"But Mike's just amazing," marvels his sister. "He's got three kids and he's not an absentee dad. He's on the sidelines at all the soccer games and stuff. Plus he runs our label and he's our musical leader. I don't know when he sleeps. He has this amazing ability to compartmentalize."

Timmins finds the band's frequent classification as alternative country both baffling and amusing.

"That's the industry side of things," she laughs. "People have always asked how we classify ourselves, and I'm even more confused than anybody listening to it, because we'll be putting something together in the studio and the bass line sounds like something from Joy Division, I'm singing country and Mike is playing some blues thing, and sometimes it just seems like noise. But that's what our sound is."

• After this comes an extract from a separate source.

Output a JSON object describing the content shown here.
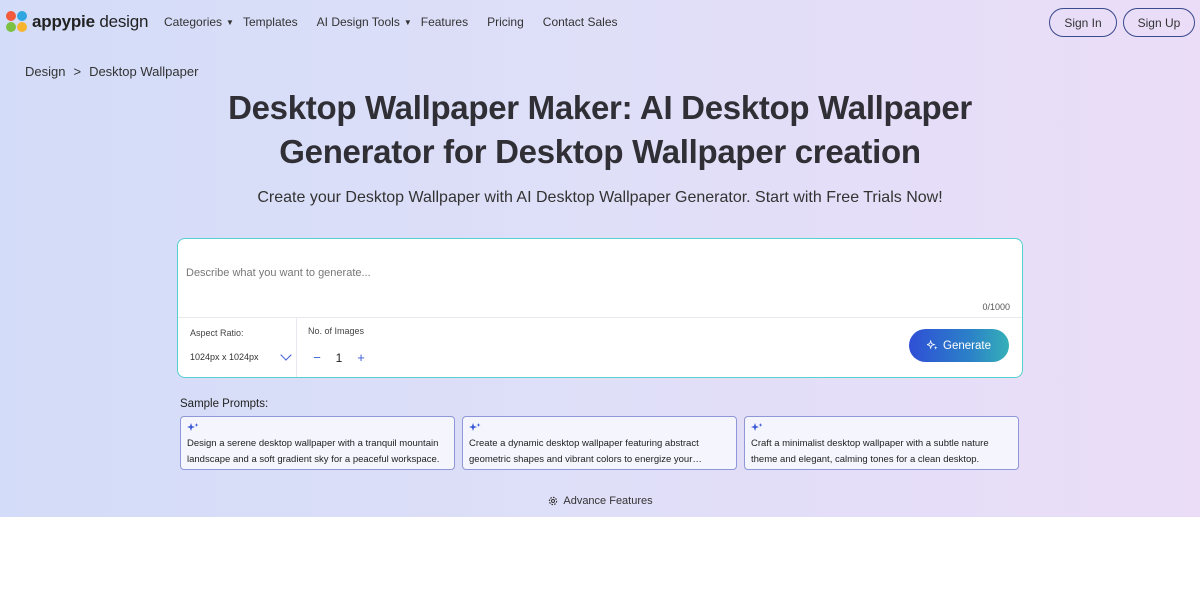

Canadian bands that do well in the U.S. are often accused of pandering to the Amer­ican market, but Timmins dismisses the whole idea.

"We started playing because we loved music. At that time, the idea of a Canadian band getting a record contract was just unheard of," she recalls. "But the U.S. has always been our biggest market, and we concentrated on it from the very beginning. We actually snuck ourselves into the U.S. in '86 before we recorded Trinity Sessions and played almost any place that would have us for about three months. We made it as far south as Atlanta.

"We actually come out of this folk music background being from Canada, but while we were down there on that first tour, we started reading about Steve Earle and Lyle Lovett — guys who'd just gotten these big Nashville deals, and that's when we truly discovered country music," Timmins continues.

"Lyle would mention the Louvin Brothers in an article and we'd go find the music and go, 'Wow.' And that's what you hear happening to us on Trinity; we're digging into true country music for the first time and trying to put our personal thing on it."

Canada, where the Junkies formed in 1985, is actually one of the band's poorer ­markets, Timmins notes.

"In 25 years, we've only canceled two shows due to slow advance ticket sales, and both of them were in Canada," she says. "Sad to say, but one of them was right here in our hometown. So the U.S. market is vital for us."

The Trinity Session (1988), the band's quiet, ethereal breakthrough second album, was recorded in a church with a single microphone, and defined the Junkies' signature icy sound. Timmins says that wasn't entirely planned, but rather the way the sessions had to be done.

"Our rehearsal space back then was a garage right in the middle of a very ethnic, mostly Italian neighborhood, so we practiced very softly," she says. "And I have a naturally quiet voice — to sing loud really doesn't suit my personality, so that also influenced the way we approached music at that time."

Unlike the trajectory of most bands, Cowboy Junkies have actually gotten louder and rocked harder as time has passed.

"I think that's because we're angrier now," laughs Timmins.

The band has always been known for distinctive covers of songs like "Sweet Jane," Hank Williams Sr.'s "I'm So Lonesome I Could Cry" and Van Zandt's "To Live Is to Fly," which he wrote with them in mind when he helped produce their third studio album, Black Eyed Man. Timmins notes the Junkies' next project is entirely covers.

"We loved Vic Chesnutt and we were going to do an album together because our voices were the same, but due to his death last year that isn't possible," she says. "We are all huge fans, and when you actually get inside his songs you realize he was a true genius. And it's so tragic that almost no one ever got it while he was alive. Hopefully the album will shed more light on Vic."

As for being the lone woman on a bus with eight men for 25 years, Timmins admits she's had to develop a few tolerances. One, she notes, is hockey and the NHL.

"Hockey is all the boys talk about," she sighs in a way that immediately marks her as the woman who sings for the Cowboy Junkies. "I just wish it would all go away."

Use Current Location

Related Location

miles
House of Blues

Sponsor Content